you need. Knowing your month-by-month checking behavior will help
you trim your checking costs.
Many consumers could put an extra $100 to $200 in
their pockets every year if they knew what their checking account
is really costing them. The problem is, few bother to add up the
almost invisible costs of using their checkbook. Even fewer bother
to shop for the best deal -- and the deals are out there.
Banks like to give their checking accounts clever names to distinguish
each from the others or to make you believe the account is something
When you come across names like "Master Checking,"
"Super Value Checking" and "Special Checking" -- sometimes offered
by the same bank -- choosing a checking account can become an overwhelming
task. Even worse, some banks try to palm off higher interest Money
Market Accounts (MMAs) as checking accounts by giving them a name
like "Money Market Checking" or "Money Fund Checking."
Ironically, MMAs aren't really checking accounts
to begin with. MMAs are accounts that typically earn from 2 to 4
percent more interest than interest-bearing checking accounts pay.
With an MMA, you are limited to writing only three checks per month
to "Cash" or parties other than yourself.
If you're confused about whether an account you're
considering is an MMA, ask this one simple question: "How many checks
a month can I write on the account?" If they say "Three," you know
it's an MMA. If the answer is "As many as you want," it's a genuine
Most checking accounts generally fall into one of three broad types:
Accounts that charge lower
fees but pay no interest.
Accounts that pay a low interest
rate but charge higher fees.
"Basic checking" accounts for
people with low income. These accounts don't pay any interest,
but they have low minimum balance requirements and low fees.
citizens who fall into the low income group, there may be an extra-cheap
checking account waiting for you. Responding to social pressure,
more banks are offering basic banking accounts, sometimes called

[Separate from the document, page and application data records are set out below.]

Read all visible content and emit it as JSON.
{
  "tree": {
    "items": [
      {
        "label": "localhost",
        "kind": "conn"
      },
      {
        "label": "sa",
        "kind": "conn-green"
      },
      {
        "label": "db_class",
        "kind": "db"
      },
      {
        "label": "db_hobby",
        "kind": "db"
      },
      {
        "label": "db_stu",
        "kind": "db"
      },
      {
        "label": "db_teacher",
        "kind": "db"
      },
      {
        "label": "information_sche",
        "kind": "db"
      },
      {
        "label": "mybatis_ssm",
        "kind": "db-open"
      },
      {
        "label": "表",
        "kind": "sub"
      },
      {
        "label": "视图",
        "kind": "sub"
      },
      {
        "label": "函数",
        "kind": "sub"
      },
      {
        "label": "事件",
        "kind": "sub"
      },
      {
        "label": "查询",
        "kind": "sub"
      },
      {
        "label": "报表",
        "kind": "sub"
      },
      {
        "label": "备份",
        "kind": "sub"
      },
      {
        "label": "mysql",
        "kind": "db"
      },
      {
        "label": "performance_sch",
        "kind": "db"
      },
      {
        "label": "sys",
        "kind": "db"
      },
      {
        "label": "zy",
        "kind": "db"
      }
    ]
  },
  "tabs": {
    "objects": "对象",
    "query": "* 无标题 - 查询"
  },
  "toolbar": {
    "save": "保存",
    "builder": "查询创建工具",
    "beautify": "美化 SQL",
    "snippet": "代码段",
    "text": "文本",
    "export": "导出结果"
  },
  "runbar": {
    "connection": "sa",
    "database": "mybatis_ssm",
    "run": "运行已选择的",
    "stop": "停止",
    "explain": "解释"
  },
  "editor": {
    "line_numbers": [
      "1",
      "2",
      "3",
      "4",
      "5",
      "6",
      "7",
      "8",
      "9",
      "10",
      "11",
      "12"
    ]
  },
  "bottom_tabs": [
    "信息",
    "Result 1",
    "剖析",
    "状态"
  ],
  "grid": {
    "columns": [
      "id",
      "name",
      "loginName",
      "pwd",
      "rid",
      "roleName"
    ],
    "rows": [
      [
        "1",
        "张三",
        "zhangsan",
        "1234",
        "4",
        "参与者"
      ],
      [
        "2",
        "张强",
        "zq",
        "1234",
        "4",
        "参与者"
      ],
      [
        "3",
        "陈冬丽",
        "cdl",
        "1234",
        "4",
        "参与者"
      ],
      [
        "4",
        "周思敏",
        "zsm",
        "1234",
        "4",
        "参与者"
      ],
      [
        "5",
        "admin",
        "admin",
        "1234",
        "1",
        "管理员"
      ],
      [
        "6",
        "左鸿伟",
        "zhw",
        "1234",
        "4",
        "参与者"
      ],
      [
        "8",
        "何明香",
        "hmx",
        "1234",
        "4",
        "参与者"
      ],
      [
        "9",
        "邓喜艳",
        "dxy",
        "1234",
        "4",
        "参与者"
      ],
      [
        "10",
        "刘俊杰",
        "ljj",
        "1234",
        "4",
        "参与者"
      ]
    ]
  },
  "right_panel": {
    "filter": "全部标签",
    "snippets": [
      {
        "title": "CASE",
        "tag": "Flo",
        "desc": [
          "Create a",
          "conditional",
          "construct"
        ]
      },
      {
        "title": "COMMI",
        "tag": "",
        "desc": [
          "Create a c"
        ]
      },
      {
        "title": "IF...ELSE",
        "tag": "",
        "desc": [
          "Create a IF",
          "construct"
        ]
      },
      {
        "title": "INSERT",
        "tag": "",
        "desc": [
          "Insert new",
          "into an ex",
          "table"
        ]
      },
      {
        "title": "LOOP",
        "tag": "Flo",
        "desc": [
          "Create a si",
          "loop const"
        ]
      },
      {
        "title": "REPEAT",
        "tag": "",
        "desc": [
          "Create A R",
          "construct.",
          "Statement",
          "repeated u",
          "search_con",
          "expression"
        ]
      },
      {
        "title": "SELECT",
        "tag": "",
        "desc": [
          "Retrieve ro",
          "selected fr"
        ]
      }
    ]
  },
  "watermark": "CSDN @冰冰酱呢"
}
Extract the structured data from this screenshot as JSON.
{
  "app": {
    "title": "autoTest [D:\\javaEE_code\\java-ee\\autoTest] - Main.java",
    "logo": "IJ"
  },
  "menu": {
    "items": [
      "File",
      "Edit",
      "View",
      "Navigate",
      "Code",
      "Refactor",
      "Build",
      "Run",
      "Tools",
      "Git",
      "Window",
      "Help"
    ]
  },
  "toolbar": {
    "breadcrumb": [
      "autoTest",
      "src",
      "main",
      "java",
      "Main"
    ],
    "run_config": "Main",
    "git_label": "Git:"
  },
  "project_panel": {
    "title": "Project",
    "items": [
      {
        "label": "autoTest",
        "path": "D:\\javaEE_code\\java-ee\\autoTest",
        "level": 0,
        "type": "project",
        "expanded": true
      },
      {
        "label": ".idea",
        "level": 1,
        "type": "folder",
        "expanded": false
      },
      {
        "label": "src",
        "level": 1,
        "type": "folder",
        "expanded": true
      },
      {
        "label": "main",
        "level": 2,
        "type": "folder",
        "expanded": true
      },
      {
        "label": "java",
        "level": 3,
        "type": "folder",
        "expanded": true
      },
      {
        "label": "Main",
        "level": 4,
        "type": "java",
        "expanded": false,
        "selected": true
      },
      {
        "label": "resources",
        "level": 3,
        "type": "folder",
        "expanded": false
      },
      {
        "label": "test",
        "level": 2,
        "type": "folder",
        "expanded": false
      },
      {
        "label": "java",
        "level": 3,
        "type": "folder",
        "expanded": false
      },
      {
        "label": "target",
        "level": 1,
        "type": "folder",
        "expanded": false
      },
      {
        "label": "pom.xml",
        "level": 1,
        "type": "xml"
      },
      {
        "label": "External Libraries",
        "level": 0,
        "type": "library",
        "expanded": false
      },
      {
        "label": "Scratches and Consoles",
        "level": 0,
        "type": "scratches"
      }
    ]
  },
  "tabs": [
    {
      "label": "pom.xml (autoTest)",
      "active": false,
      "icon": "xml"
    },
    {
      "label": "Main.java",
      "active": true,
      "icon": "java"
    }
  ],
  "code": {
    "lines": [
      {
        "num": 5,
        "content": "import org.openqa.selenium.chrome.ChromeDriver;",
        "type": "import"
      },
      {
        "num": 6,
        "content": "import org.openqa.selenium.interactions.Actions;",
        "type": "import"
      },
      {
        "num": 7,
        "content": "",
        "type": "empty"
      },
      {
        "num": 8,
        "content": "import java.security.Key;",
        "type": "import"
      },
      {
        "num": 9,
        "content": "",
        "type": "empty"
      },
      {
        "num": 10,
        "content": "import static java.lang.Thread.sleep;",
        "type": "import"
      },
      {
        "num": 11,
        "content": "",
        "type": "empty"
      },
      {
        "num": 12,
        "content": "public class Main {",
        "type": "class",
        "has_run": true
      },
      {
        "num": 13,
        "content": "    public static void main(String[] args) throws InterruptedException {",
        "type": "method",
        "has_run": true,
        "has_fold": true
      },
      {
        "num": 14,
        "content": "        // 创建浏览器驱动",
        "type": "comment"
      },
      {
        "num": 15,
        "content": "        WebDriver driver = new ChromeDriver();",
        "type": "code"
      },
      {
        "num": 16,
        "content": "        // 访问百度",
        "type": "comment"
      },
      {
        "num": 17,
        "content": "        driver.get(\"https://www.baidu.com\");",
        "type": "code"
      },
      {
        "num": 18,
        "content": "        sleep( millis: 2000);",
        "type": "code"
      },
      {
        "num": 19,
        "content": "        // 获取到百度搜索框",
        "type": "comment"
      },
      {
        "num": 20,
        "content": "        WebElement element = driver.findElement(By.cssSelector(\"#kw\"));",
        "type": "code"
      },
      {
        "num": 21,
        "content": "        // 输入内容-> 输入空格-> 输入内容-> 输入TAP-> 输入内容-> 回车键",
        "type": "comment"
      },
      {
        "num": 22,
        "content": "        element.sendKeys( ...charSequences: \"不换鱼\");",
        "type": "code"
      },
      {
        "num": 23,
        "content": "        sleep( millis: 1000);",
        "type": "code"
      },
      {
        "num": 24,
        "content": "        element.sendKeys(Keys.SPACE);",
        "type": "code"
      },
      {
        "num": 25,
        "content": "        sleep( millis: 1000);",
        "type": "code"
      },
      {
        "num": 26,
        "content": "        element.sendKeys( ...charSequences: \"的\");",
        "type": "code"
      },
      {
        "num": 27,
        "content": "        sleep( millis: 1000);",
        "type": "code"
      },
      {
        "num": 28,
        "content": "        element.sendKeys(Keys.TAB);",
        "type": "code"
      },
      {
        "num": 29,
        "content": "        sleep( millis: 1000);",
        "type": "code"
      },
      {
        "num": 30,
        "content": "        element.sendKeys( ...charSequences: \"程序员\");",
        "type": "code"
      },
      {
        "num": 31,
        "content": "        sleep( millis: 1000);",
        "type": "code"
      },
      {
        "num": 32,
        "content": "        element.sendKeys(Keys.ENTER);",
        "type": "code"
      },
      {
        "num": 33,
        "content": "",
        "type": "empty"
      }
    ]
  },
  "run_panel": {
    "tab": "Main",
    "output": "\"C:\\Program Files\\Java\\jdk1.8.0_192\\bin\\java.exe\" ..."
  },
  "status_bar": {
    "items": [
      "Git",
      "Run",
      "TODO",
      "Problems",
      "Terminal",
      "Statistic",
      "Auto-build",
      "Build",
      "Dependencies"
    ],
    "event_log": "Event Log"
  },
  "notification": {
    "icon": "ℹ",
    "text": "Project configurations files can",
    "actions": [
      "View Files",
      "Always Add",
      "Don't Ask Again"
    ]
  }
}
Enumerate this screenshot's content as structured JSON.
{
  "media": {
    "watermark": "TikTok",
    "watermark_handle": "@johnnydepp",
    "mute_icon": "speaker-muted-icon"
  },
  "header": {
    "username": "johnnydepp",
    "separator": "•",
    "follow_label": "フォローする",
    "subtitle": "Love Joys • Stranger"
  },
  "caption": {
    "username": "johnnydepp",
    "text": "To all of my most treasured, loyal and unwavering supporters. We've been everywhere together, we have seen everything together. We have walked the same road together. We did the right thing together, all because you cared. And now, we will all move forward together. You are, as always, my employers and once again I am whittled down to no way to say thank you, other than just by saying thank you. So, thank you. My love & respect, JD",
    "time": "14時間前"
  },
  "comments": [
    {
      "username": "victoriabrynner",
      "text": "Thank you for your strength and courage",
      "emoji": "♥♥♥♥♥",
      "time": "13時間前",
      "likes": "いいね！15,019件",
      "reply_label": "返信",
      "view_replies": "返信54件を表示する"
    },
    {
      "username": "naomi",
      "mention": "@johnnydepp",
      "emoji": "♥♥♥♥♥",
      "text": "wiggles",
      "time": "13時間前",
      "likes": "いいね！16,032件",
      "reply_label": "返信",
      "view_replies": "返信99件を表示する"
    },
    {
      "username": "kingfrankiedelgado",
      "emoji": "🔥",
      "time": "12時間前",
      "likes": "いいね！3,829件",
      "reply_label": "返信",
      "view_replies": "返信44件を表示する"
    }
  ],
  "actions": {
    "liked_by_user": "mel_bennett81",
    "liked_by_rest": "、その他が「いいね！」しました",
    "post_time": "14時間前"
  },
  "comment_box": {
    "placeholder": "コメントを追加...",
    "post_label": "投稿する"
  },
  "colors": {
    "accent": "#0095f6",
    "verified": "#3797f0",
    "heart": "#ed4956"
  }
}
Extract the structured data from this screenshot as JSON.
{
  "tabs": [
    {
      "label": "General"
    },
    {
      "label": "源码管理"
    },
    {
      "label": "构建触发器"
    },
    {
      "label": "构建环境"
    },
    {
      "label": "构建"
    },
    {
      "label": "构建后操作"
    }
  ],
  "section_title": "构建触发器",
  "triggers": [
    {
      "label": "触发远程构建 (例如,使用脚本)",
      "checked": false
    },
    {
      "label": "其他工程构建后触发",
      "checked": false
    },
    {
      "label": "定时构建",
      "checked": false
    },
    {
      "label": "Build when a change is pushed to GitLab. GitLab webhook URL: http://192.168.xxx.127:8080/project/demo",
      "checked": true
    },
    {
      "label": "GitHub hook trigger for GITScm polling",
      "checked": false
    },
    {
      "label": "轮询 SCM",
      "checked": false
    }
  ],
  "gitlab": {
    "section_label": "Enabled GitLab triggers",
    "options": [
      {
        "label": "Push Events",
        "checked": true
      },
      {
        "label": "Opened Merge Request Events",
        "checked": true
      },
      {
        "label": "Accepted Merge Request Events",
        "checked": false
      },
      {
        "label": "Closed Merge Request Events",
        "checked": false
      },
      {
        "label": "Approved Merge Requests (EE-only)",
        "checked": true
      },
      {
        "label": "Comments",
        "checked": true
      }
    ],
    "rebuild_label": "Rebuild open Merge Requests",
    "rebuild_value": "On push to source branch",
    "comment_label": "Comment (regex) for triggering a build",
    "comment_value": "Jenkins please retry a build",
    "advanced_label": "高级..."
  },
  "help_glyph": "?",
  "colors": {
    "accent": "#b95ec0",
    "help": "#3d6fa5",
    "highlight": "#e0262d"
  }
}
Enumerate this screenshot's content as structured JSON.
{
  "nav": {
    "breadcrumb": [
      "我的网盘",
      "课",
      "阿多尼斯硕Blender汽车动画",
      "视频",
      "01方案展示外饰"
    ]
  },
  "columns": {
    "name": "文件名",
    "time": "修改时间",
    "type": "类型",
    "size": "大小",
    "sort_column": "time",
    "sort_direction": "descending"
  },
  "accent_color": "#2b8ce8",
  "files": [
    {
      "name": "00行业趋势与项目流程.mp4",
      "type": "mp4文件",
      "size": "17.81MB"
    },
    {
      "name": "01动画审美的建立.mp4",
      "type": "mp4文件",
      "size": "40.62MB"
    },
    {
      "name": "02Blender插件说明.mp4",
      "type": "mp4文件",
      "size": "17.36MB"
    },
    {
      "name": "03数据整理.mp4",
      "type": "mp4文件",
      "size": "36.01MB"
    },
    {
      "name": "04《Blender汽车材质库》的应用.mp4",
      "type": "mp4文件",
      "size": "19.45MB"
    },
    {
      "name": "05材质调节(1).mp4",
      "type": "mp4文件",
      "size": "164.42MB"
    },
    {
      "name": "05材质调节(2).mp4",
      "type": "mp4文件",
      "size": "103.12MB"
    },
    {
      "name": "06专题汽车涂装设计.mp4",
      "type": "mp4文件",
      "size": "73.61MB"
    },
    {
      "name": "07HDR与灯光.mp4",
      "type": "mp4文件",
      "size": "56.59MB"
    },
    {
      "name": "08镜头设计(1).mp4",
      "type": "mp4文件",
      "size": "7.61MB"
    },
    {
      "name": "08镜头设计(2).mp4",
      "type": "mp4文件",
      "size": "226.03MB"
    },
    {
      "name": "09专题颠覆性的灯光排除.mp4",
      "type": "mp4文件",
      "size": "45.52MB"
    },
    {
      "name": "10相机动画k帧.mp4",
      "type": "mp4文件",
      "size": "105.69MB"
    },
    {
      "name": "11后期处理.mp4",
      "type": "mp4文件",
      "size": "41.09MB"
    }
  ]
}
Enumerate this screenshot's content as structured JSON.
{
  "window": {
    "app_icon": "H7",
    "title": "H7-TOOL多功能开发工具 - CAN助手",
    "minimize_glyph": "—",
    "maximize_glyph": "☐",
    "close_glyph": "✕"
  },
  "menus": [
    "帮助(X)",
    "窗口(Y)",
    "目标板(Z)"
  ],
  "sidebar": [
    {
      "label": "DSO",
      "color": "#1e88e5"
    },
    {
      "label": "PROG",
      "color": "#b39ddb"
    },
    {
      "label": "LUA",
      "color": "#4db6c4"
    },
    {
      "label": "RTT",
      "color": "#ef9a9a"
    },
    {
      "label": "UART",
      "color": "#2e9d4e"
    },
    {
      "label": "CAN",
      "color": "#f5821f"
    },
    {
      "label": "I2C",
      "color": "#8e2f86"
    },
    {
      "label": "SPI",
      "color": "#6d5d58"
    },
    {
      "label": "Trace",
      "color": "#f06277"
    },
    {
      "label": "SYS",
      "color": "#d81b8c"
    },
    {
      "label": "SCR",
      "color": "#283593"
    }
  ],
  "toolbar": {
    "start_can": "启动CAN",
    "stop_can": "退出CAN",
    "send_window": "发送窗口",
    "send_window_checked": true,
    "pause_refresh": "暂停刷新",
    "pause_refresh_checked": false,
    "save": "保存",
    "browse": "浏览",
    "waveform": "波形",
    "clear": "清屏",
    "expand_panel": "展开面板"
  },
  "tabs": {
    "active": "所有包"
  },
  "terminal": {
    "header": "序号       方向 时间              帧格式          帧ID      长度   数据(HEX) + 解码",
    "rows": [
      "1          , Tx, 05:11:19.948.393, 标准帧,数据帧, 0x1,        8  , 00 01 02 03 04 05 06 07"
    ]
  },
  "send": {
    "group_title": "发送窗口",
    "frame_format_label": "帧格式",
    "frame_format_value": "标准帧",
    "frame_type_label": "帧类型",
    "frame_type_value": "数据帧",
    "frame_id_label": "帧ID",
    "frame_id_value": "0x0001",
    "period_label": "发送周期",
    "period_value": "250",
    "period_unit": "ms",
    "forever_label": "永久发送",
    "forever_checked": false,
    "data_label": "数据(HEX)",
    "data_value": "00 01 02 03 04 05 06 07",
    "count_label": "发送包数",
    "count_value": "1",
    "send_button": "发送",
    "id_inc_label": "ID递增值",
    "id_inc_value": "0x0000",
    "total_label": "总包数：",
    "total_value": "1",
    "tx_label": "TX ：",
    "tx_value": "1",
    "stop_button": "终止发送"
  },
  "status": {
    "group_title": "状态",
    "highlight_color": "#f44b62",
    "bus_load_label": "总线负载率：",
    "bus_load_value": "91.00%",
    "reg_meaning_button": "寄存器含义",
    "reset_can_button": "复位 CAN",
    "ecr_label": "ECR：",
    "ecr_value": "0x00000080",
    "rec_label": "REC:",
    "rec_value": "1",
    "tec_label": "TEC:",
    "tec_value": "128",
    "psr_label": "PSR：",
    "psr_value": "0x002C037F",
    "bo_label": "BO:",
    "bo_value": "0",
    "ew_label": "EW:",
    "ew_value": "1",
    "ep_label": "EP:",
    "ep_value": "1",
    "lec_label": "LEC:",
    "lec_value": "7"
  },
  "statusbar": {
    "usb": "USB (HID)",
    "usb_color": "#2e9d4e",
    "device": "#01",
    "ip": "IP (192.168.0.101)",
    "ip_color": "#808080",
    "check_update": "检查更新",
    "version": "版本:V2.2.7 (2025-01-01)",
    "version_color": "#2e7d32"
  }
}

"lifeline accounts." In at least seven states they are required
by law: Illinois, Iowa, Massachusetts, Minnesota, New Jersey, New
York and Rhode Island. Account-opening fees range from zero to $25.
You're allowed up to 10 free withdrawals per month, and the maximum
monthly service charge is $3. The minimum balance requirement is
only $1 in five of the seven states. Regardless of where you live,
it's worth shopping local banks to see if they offer a lifeline
account or something similar.
If you're new to the checking world, consider this check-clearing
scenario. You know how to play the game -- deposit a $500 check
from someone else into your checking account and it's clear
for withdrawal, right?
Wrong. The process can take up to five days until
the check clears through the national banking system. The reason
it takes so long is that "someone else's" bank needs time to get
the check back and reduce his account balance by the check amount.
But many banks will let you draw against the first $100 on the next
business day, and hold the other $400 until the check clears his
bank. (Regulations may require local checks to clear in one day.
That depends on location.)
If you deposit a $1,000 check in your account, typically
this is how much money you can withdraw against the check -- depending
on what kind of check it is. One day later, you can usually withdraw
all $1,000, if it's a federal, state or local government check;
a bank check, certified check or traveler's check; a check written
on your bank by someone else; or an electronic funds transfer. If
the check was written on a local bank, you should be able to withdraw
$100 of the $1,000 one day later, $400 on the second day, and the
remaining $500 on the third day. On an out-of-town check, you can
withdraw $100 one day later and the other $900 five days later.
If you write checks on somebody else's check you deposited,
that person's check may not clear in time for your check to be honored.
If that happens, it may overdraw your account -- and you'll wind
up paying a bounced check charge. However, there are exceptions.
If you keep beaucoup bucks in your accounts and know the branch
manager by name, they may stroke you by letting you draw immediately
on any type of check you deposit.